Tooth & Claw #1
Art by Ben Dewey
Sometimes you have cool things to say. Other times you’re just like, “holy crap you guys, there’s a magical warthog on this cover.” My love of it goes beyond that, but in terms of a lead image, this is a notably great one thanks to how cleverly this delivers the otherworldly nature of this story. Bellaire’s soft colors and Dewey’s design and execution make this something truly brilliant (and that’s without even mentioning the incredible work Comicraft did with the titling and logo), but come on guys, sometimes the idea is enough. I love this.
Art by Jason Howard
I’ve loved Howard’s sparse, clean covers, but this one might be my favorite yet. Yeah, it’s a pretty obvious Tiananmen Square homage, but it works oh so well. A big part of that is because what we see here – the blank background, the science fiction nature of the approaching technological beasts – are perfectly grounded by our familiarity of the imagery. That awareness makes it all the more impactful, and because of that, we can feel the fear and terror of the situation.

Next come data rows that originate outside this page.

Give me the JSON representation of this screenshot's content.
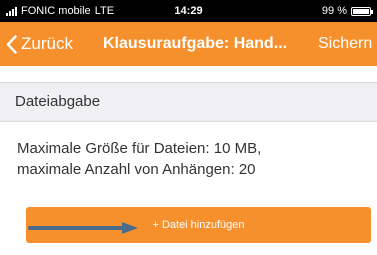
{
  "status_bar": {
    "carrier": "FONIC mobile",
    "network": "LTE",
    "time": "14:29",
    "battery": "99 %",
    "battery_level": 0.99
  },
  "nav": {
    "back_label": "Zurück",
    "title": "Klausuraufgabe: Hand...",
    "action_label": "Sichern"
  },
  "section": {
    "title": "Dateiabgabe"
  },
  "info": {
    "line1": "Maximale Größe für Dateien: 10 MB,",
    "line2": "maximale Anzahl von Anhängen: 20"
  },
  "add_button": {
    "label": "+ Datei hinzufügen"
  },
  "colors": {
    "accent": "#f5902c",
    "section_bg": "#efeff4",
    "arrow": "#4a6b8a"
  }
}
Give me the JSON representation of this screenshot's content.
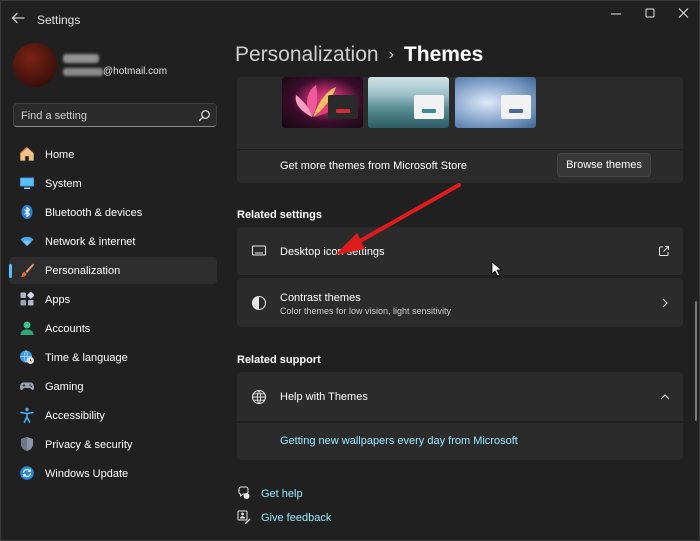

Plus, I can’t say enough about the titling. So simple. So clean. Such a great sans serif font choice. Brilliant.